Learning another language works better when it’s done in a natural way and you can leverage your own language learning ability. If given the opportunity to learn with the right tools, Americans – like others around the world – can learn languages with great levels of success. Of course, many Americans do not travel internationally as much as Europeans, for instance, so there is less opportunity to use the language – and that does not help.

Q: If you’re monolingual, and had to pick just one language to learn, what would it be?

Adams: Choosing a language to learn is a very personal decision. I decided to learn Chinese because I was being relocated to work there. I know others who have learned Russian because they are married to someone of Russian origin. It’s a very personal thing.

Q: What are the advantages of knowing another language, particularly from a traveler’s perspective?

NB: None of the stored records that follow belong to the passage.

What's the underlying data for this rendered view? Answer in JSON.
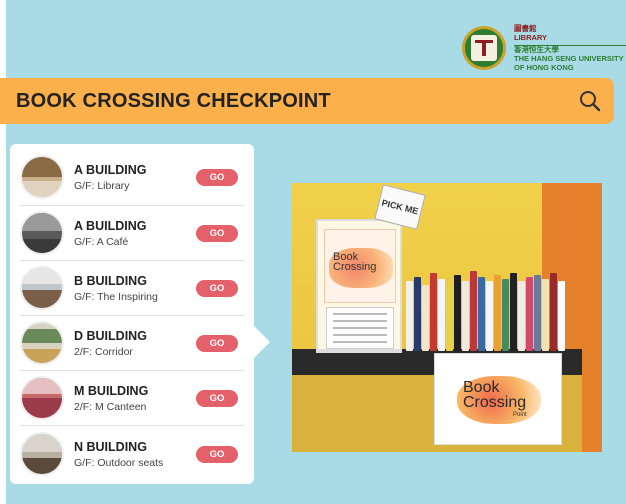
{
  "library": {
    "chinese_name": "圖書館",
    "english_name": "LIBRARY",
    "university_chinese": "香港恒生大學",
    "university_english_1": "THE HANG SENG UNIVERSITY",
    "university_english_2": "OF HONG KONG"
  },
  "header": {
    "title": "BOOK CROSSING CHECKPOINT"
  },
  "checkpoints": [
    {
      "building": "A BUILDING",
      "location": "G/F: Library",
      "action": "GO"
    },
    {
      "building": "A BUILDING",
      "location": "G/F: A Café",
      "action": "GO"
    },
    {
      "building": "B BUILDING",
      "location": "G/F: The Inspiring",
      "action": "GO"
    },
    {
      "building": "D BUILDING",
      "location": "2/F: Corridor",
      "action": "GO"
    },
    {
      "building": "M BUILDING",
      "location": "2/F: M Canteen",
      "action": "GO"
    },
    {
      "building": "N BUILDING",
      "location": "G/F: Outdoor seats",
      "action": "GO"
    }
  ],
  "photo": {
    "pickme_text": "PICK ME",
    "poster_text": "Book Crossing",
    "sign_text_1": "Book",
    "sign_text_2": "Crossing",
    "sign_sub": "Point"
  },
  "colors": {
    "background": "#a9dbe7",
    "title_bar": "#fbb04c",
    "go_button": "#e4606a"
  }
}
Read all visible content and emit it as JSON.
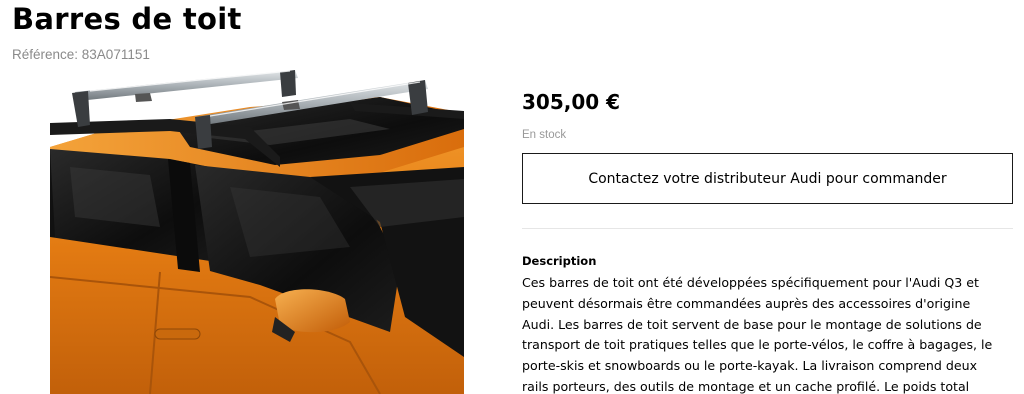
{
  "product": {
    "title": "Barres de toit",
    "reference": "Référence: 83A071151",
    "image_alt": "Audi Q3 orange avec barres de toit"
  },
  "purchase": {
    "price": "305,00 €",
    "stock_status": "En stock",
    "contact_button": "Contactez votre distributeur Audi pour commander"
  },
  "description": {
    "heading": "Description",
    "lines": [
      "Ces barres de toit ont été développées spécifiquement pour l'Audi Q3 et",
      "peuvent désormais être commandées auprès des accessoires d'origine",
      "Audi. Les barres de toit servent de base pour le montage de solutions de",
      "transport de toit pratiques telles que le porte-vélos, le coffre à bagages, le",
      "porte-skis et snowboards ou le porte-kayak. La livraison comprend deux",
      "rails porteurs, des outils de montage et un cache profilé. Le poids total"
    ]
  },
  "colors": {
    "car_orange": "#e07a12",
    "bar_silver": "#b9bfc4",
    "price_text": "#000000",
    "muted_text": "#8a8a8a"
  }
}
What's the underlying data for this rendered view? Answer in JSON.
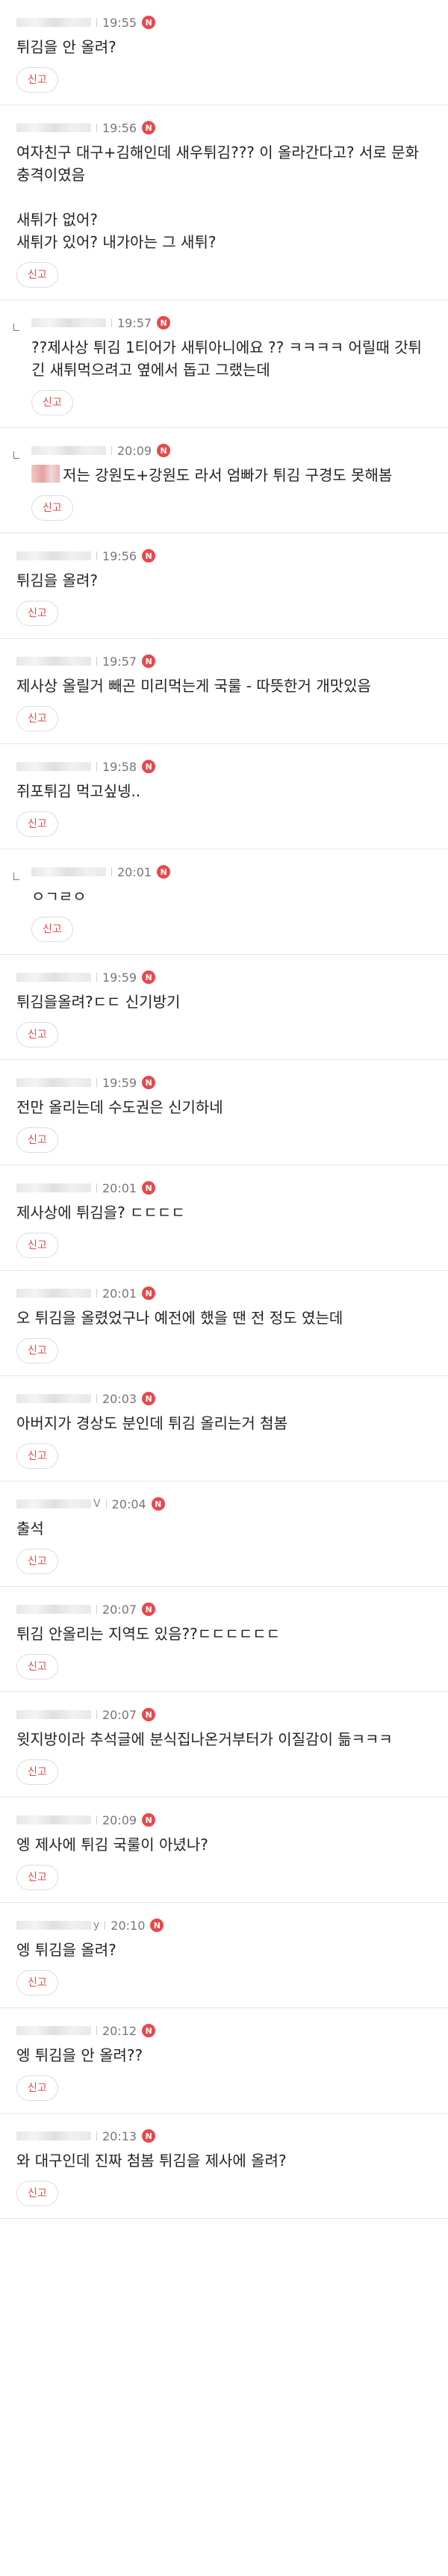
{
  "ui": {
    "report_label": "신고",
    "new_badge": "N"
  },
  "comments": [
    {
      "reply": false,
      "nick_tail": "",
      "time": "19:55",
      "text": "튀김을 안 올려?"
    },
    {
      "reply": false,
      "nick_tail": "",
      "time": "19:56",
      "text": "여자친구 대구+김해인데 새우튀김??? 이 올라간다고? 서로 문화 충격이였음\n\n새튀가 없어?\n새튀가 있어? 내가아는 그 새튀?"
    },
    {
      "reply": true,
      "nick_tail": "",
      "time": "19:57",
      "text": "??제사상 튀김 1티어가 새튀아니에요 ?? ㅋㅋㅋㅋ 어릴때 갓튀긴 새튀먹으려고 옆에서 돕고 그랬는데"
    },
    {
      "reply": true,
      "nick_tail": "",
      "time": "20:09",
      "thumb": true,
      "text": "저는 강원도+강원도 라서 엄빠가 튀김 구경도 못해봄"
    },
    {
      "reply": false,
      "nick_tail": "",
      "time": "19:56",
      "text": "튀김을 올려?"
    },
    {
      "reply": false,
      "nick_tail": "",
      "time": "19:57",
      "text": "제사상 올릴거 빼곤 미리먹는게 국룰 - 따뜻한거 개맛있음"
    },
    {
      "reply": false,
      "nick_tail": "",
      "time": "19:58",
      "text": "쥐포튀김 먹고싶넹.."
    },
    {
      "reply": true,
      "nick_tail": "",
      "time": "20:01",
      "text": "ㅇㄱㄹㅇ"
    },
    {
      "reply": false,
      "nick_tail": "",
      "time": "19:59",
      "text": "튀김을올려?ㄷㄷ 신기방기"
    },
    {
      "reply": false,
      "nick_tail": "",
      "time": "19:59",
      "text": "전만 올리는데 수도권은 신기하네"
    },
    {
      "reply": false,
      "nick_tail": "",
      "time": "20:01",
      "text": "제사상에 튀김을? ㄷㄷㄷㄷ"
    },
    {
      "reply": false,
      "nick_tail": "",
      "time": "20:01",
      "text": "오 튀김을 올렸었구나 예전에 했을 땐 전 정도 였는데"
    },
    {
      "reply": false,
      "nick_tail": "",
      "time": "20:03",
      "text": "아버지가 경상도 분인데 튀김 올리는거 첨봄"
    },
    {
      "reply": false,
      "nick_tail": "V",
      "time": "20:04",
      "text": "출석"
    },
    {
      "reply": false,
      "nick_tail": "",
      "time": "20:07",
      "text": "튀김 안올리는 지역도 있음??ㄷㄷㄷㄷㄷㄷ"
    },
    {
      "reply": false,
      "nick_tail": "",
      "time": "20:07",
      "text": "윗지방이라 추석글에 분식집나온거부터가 이질감이 듦ㅋㅋㅋ"
    },
    {
      "reply": false,
      "nick_tail": "",
      "time": "20:09",
      "text": "엥 제사에 튀김 국룰이 아녔나?"
    },
    {
      "reply": false,
      "nick_tail": "y",
      "time": "20:10",
      "text": "엥 튀김을 올려?"
    },
    {
      "reply": false,
      "nick_tail": "",
      "time": "20:12",
      "text": "엥 튀김을 안 올려??"
    },
    {
      "reply": false,
      "nick_tail": "",
      "time": "20:13",
      "text": "와 대구인데 진짜 첨봄 튀김을 제사에 올려?"
    }
  ]
}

Adams: If you want to engage a culture and feel somewhat independent when you’re traveling, then learning and knowing another language is critical. Imagine the reward from being able to greet people and have basic ways of introducing yourself and making that initial connection.

Add to that the freedom and independence when you can experience a country without being restricted to English. Imagine being in China and being able to say “I would like to buy that for a cheaper price, what can you do for me?” If you do gain real proficiency in the language and are able to communicate on a social level with friends that you make – that takes the trip to a whole new level. Someone that speaks even basic Portuguese will have a completely different level of experience when traveling in Brazil. It’s life changing.

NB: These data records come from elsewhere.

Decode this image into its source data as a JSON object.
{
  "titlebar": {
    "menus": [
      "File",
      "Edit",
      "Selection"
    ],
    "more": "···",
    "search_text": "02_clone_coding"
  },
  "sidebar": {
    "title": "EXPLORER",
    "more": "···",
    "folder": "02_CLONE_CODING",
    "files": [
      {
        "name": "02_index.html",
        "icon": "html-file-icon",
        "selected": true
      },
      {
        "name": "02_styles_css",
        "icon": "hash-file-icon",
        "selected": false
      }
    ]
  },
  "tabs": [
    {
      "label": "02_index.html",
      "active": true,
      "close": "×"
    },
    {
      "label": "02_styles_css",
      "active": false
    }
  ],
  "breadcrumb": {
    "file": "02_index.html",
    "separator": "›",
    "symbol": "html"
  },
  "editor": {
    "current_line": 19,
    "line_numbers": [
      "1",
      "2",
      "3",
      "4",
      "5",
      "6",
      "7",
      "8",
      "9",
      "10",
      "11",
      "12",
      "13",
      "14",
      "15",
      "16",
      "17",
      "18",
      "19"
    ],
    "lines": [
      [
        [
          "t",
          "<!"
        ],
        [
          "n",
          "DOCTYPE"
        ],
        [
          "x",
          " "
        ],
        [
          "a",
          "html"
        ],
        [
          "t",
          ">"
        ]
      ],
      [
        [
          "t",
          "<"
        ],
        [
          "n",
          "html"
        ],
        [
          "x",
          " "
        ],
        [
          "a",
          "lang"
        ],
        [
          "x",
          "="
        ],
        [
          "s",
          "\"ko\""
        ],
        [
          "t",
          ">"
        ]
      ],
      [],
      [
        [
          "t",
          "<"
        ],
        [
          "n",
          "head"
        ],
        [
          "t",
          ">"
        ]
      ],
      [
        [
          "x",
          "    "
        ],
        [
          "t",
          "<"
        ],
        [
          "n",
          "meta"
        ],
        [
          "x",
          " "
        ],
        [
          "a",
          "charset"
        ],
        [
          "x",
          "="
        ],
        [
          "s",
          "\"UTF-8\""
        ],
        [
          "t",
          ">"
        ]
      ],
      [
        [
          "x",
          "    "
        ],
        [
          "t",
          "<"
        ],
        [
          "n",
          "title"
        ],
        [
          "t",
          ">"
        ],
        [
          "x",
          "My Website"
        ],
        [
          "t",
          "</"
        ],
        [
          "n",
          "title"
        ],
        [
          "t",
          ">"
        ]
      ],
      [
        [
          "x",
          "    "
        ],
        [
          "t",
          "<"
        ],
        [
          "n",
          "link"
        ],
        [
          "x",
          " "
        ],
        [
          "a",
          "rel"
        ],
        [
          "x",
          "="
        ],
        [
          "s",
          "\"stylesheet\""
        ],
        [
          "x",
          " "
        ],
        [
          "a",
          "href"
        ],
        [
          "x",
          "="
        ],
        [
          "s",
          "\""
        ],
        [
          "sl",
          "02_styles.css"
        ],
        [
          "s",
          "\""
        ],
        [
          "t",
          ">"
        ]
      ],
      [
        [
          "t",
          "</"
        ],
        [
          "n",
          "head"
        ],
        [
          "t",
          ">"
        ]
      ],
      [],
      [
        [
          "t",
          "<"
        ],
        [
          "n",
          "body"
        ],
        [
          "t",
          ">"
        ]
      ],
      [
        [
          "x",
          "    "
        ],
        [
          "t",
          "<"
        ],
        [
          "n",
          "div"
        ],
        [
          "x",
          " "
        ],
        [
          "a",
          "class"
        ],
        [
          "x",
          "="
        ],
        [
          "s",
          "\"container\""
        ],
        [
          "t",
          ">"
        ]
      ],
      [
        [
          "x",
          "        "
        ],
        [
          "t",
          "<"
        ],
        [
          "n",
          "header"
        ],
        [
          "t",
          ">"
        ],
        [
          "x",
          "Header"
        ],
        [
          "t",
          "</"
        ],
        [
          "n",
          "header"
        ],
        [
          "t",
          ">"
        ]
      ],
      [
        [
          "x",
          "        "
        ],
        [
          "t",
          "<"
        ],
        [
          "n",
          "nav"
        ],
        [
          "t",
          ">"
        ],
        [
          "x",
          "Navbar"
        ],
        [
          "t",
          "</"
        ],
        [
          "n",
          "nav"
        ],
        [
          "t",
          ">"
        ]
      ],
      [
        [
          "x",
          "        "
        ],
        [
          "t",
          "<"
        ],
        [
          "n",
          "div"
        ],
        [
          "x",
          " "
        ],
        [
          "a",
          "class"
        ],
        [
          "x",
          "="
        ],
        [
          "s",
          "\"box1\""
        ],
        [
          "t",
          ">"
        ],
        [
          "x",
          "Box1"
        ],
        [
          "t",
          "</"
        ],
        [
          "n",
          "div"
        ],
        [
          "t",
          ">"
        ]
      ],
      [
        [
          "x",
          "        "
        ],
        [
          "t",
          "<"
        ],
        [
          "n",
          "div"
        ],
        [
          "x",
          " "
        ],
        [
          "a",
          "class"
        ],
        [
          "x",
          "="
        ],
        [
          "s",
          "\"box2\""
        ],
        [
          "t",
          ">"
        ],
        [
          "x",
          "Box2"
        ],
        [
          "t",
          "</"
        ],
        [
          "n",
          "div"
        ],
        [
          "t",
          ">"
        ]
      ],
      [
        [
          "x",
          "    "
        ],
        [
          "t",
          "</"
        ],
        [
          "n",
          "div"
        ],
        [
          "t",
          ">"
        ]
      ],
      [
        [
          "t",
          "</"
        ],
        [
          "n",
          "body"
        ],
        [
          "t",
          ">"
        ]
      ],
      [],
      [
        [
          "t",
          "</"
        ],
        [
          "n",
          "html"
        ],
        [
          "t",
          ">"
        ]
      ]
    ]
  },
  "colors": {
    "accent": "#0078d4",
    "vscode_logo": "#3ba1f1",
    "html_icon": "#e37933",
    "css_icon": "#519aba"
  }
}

Q: Which languages do you speak, and how did you learn them?

Adams: I speak Swedish, English and French fluently. I learned all three languages through immersion. Swedish is my native language and I learned the other two as a result of living in France and England as a child. I’ve studied Spanish by going to Spain and spending time there at a language center and living with Spanish students. I also have a basic knowledge of German and Chinese, which gives me some freedom and empowerment when I am traveling in those countries. I learned Chinese by living in the country and using an earlier version of Rosetta Stone.

Q: Which is the most difficult language to learn, from your perspective – and why?

Adams: All languages are learned by people as they grow up. For example, an Arabic boy learns Arabic just as easy as an English boy learns English. There is really no difference. And yet as adults, we try to rely on our own language to learn the new language. Whether you’re learning Arabic, Japanese, Chinese, Swedish, Polish, Russian you’re really learning the same way. All languages can be learned provided that you learn them the right way.

Q: When you’re learning a new language, you make rookie mistakes. Do you have any favorites you’ve heard?

Adams: When I was learning Chinese, one of the challenges I had was that the word “is” or “am” is pronounced essentially the same way. Depending upon the tone in Chinese, “shi” means either “shit” or “am.” In the beginning of my Chinese language learning experience, I would say “I am Tom Adams.” However, I was actually saying, “I shit Tom Adams.”

Q: How many languages should a world traveler know? And which ones?

Adams: At least one other language, but preferably two. In today’s world, if you know Spanish and Chinese you’re in a great position. You can travel throughout the Americas or to China, Taiwan, Hong Kong and a huge number of people are able to understand you. Chinese and Spanish are of course important for business.

Q: If you could change one thing about one language – declensions, script, inflection – what would it be?

Adams: If I could change one thing about the languages that I have studied it would be the tones in Chinese. I found using tones very challenging since it conveys alternate meaning and it relies on your aural muscles and their ability to interpret those different sounds. It takes a while but soon you get there and there is no way around it.

Christopher Elliott is a contributing editor for National Geographic Traveler. For more interviews, check out his travel blog.